For NBA talent evaluators, particularly among teams in the lottery looking for versatile wings, the game offered a chance to evaluate high-impact versions for both the Blue Devils in Jayson Tatum and Seminoles in Jonathan Isaac.
While Josh Jackson is the consensus top choice for any team looking for a three, both Tatum and Isaac offer the tantalizing versatility that makes regular play at the four seem quite possible. In Isaac’s case, his height -- 6-feet-11 -- offers the promise of a stretch-four skill set, complete with a smooth 3-point stroke and bouncy rebounding ability. Tatum is just 6-8, but with a wingspan approaching 7-feet, and a sturdy, NBA body.
Here’s an example of what the latter looks like in practice. Tatum defended Isaac for much of the time the two spent on the court together (mostly the first half). And so when given the chance to keep Isaac from getting in the lane, he would use his lateral quickness and, at times, his physicality to push him out of his preferred spots. This is a hybrid example, where the super-quick Isaac couldn’t get around Tatum, nor through him.
But if you want a microcosm of how Tatum effortlessly floats between interior defending and assorted perimeter harassment, take a look at this possession, where he bodies a big, then jumps out and ends up with the ball -- allowing us to see his comfort with bringing it up as well.
As for Isaac, his strength around the basket on the defensive end is notable, given how much time he spends on the perimeter. Notice how he counters a Tatum drive here -- not by leaping, or rushing at him, but merely standing his ground.
Why is this so significant? Because that’s the same Jonathan Isaac who can do this, shooting the 3 over a solid closeout.
And the same Isaac who shows this kind of presence of mind away from the ball. Watch how much sooner he recognizes the opportunity for a backdoor here, compared to everyone else on the court.
Tatum impressed offensively as well. Those who have been optimistic about his 3-point shot -- partly due to mechanics, partly because he’s shooting 87 percent from the free-throw line -- are getting rewarded. Even including an 0 for 7 against Miami last week, he’s at 41.9 percent over his past eight games, with a stroke that looks like this. (Note how he doesn’t rush.)
But he is far from a gunner.
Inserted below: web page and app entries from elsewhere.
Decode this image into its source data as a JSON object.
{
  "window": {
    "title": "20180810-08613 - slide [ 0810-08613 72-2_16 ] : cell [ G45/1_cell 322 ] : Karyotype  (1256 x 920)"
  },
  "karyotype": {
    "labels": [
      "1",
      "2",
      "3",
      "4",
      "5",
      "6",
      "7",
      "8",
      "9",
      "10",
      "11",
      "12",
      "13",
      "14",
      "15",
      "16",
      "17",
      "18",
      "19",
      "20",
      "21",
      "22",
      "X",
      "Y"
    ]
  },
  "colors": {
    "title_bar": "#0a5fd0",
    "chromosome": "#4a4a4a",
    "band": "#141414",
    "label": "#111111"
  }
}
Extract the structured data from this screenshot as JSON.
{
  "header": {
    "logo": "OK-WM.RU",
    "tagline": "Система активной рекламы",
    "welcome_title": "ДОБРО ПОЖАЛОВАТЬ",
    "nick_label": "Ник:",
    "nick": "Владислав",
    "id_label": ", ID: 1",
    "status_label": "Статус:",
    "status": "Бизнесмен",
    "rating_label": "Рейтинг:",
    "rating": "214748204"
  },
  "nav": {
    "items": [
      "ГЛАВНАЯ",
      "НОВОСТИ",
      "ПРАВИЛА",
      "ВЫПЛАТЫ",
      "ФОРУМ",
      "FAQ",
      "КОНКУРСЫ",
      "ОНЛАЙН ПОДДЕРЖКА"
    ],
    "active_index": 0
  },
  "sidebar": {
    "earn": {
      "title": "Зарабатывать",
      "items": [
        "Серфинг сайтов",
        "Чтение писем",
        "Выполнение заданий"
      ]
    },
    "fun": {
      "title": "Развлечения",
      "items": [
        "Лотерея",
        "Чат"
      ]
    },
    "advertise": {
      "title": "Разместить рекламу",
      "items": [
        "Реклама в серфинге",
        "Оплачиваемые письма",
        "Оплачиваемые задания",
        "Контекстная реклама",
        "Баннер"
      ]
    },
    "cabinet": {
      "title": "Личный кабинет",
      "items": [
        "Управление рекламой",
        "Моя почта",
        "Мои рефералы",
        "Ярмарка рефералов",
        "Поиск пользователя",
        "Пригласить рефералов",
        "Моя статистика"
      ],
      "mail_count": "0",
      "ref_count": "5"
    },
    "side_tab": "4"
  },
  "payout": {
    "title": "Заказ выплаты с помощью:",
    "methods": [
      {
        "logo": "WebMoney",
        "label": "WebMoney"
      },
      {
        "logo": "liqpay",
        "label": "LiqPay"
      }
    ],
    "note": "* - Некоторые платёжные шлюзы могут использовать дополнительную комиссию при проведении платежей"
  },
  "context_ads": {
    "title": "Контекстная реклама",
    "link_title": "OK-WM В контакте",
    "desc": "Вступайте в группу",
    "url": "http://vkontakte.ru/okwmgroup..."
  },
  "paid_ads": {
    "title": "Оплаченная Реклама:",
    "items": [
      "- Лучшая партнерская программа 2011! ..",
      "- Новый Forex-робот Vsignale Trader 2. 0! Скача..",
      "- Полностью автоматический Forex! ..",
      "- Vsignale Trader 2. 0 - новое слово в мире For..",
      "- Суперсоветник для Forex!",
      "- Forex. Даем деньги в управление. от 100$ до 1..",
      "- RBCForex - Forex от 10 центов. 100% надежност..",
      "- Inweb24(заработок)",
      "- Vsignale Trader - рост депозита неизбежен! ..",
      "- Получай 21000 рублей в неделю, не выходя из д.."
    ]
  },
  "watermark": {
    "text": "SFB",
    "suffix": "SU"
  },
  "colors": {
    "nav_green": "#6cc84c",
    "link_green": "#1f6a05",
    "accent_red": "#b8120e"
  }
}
That is merely the final piece of the offensive puzzle. Tatum faces up on Isaac, and not only does he drive from the wing and get to the basket, he draws a critical second foul on Isaac, which in one stroke knocked Isaac out of the game for the remainder of the first half and gave Duke the advantage it wouldn’t relinquish.
Strong, quick and smart in one package. That’s how teams see both Tatum and Isaac. Choosing between them isn’t something I envy, though any team who ends up with either should be very happy.